TVAS Reading: Excavations at Tanyard Farm, Lenham, Kent
After 8 months the excavations at Tanyard Farm, Old Ashford Road, Lenham have finished. The site produced evidence of human occupation from the Mesolithic through to the Anglo-Saxon period. Here is a brief summary of the finds..
Above: Map showing the site and surrounding area.
The earliest features identified are a series of pits that have been dated to the Mesolithic. These pits contained a variety of flint tools synonymous with the Mesolithic including microliths, blades and adzes/axes. Mesolithic features are extremely rare due to the nature of the hunter-gatherer, nomadic lifestyles therefore this is an incredibly exciting find.
Above: Mesolithic pits.
A multi-phase Late Neolithic to early Bronze Age barrow represents the next phase of Lenham’s occupation. At the centre of the barrow was a beautifully preserved Beaker burial. A small urn cemetery was also discovered surrounding the barrow.
Above: The Bronze Age barrow seen from above.
There was limited evidence for the Iron Age on site, however, three high status cremation burials were discovered. These burials contained 12 complete vessels imported from the continent, copper brooches, a large iron cauldron and the remains of food offerings.
Above left: Pit containing a cauldron and other vessels. Above right: Lifting a small vessel from a pit
During the Roman period, Lenham sees the beginning of industry. A surfaced track-way, enclosure ditch and permanent metal working area show the subdivision and repurposing of land. The metal working area produced the most finds from the excavation with over 800 catalogued pieces of metalwork, not including the exciting discovery of 3 metal vessels and a scattered hoard, made up of 3rd century coins, 2 rings and a bracelet..
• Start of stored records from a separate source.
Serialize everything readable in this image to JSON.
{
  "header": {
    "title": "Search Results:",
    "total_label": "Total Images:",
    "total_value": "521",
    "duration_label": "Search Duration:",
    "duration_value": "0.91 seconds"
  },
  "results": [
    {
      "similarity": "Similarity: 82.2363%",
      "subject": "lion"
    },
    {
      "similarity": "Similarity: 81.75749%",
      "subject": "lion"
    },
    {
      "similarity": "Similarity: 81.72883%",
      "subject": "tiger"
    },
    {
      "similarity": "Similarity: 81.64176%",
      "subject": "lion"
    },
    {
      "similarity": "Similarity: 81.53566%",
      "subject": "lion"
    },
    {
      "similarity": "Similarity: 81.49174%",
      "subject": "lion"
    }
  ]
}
Above left: A series of coins that formed part of a scattered hoard. Above right: Lifting a metal vessel
A 37 metre long (post-built) early Saxon building was excavated. This building also had a surviving cobbled yard surface running along its southern side. The exceptional size of the building means it is possibly the largest found in the UK so far.
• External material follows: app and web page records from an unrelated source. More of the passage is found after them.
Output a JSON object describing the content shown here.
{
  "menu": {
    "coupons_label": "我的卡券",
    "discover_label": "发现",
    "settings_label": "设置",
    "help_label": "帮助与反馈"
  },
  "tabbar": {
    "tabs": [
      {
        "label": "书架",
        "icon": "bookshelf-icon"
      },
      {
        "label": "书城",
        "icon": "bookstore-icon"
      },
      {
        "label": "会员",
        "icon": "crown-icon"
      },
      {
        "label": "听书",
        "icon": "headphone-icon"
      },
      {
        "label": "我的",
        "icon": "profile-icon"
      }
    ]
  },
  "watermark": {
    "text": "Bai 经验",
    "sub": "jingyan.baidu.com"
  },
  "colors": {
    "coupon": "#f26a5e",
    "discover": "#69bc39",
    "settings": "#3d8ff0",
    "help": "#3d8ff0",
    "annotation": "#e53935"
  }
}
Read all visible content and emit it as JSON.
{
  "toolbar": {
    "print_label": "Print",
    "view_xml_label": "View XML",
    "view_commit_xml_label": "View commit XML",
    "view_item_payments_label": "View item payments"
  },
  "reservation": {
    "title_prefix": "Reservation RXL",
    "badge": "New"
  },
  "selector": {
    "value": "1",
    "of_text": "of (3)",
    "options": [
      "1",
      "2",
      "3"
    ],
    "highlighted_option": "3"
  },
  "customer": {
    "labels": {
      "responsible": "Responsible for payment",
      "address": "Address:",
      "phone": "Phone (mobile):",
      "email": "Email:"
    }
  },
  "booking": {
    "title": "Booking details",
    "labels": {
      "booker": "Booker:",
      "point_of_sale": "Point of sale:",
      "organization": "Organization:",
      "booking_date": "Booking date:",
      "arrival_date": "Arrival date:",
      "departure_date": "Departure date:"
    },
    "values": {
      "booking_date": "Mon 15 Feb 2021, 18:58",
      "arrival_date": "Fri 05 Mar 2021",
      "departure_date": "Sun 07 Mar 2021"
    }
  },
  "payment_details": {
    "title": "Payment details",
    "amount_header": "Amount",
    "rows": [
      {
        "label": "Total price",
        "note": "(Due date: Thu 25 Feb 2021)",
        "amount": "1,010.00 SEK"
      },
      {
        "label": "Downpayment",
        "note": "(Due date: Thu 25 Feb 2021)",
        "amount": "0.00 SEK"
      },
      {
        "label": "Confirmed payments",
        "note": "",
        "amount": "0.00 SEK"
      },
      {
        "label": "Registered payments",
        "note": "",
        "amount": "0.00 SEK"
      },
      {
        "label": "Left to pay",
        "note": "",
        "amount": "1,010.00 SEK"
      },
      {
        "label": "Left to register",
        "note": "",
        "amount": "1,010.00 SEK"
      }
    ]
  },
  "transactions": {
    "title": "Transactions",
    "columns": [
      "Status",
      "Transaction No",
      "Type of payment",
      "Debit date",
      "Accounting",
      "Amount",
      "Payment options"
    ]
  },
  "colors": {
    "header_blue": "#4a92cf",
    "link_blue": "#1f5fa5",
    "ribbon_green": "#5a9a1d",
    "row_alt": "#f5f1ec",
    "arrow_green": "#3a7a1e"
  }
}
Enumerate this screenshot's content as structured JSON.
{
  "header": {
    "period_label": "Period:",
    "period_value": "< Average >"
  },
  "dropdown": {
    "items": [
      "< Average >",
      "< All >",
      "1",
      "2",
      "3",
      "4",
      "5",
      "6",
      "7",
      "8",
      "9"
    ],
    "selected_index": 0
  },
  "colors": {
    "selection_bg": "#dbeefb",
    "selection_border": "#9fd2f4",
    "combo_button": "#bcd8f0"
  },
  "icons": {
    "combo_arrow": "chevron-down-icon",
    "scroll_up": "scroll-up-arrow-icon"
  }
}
Above: The Saxon building seen from above.
The results of the excavations have shown this area of Lenham has had a surprisingly consistent sequence of occupation, which we believe is in part due to the proximity to the natural spring which is now Glebe Pond. The team also had a stall at the Glebe Pond open day displaying a series of posters about the excavations. These can be found on the resources page.
The post excavation process is currently underway which will culminate in a published report once all the evidence has been fully analysed.
For information about similar sites please explore the links below.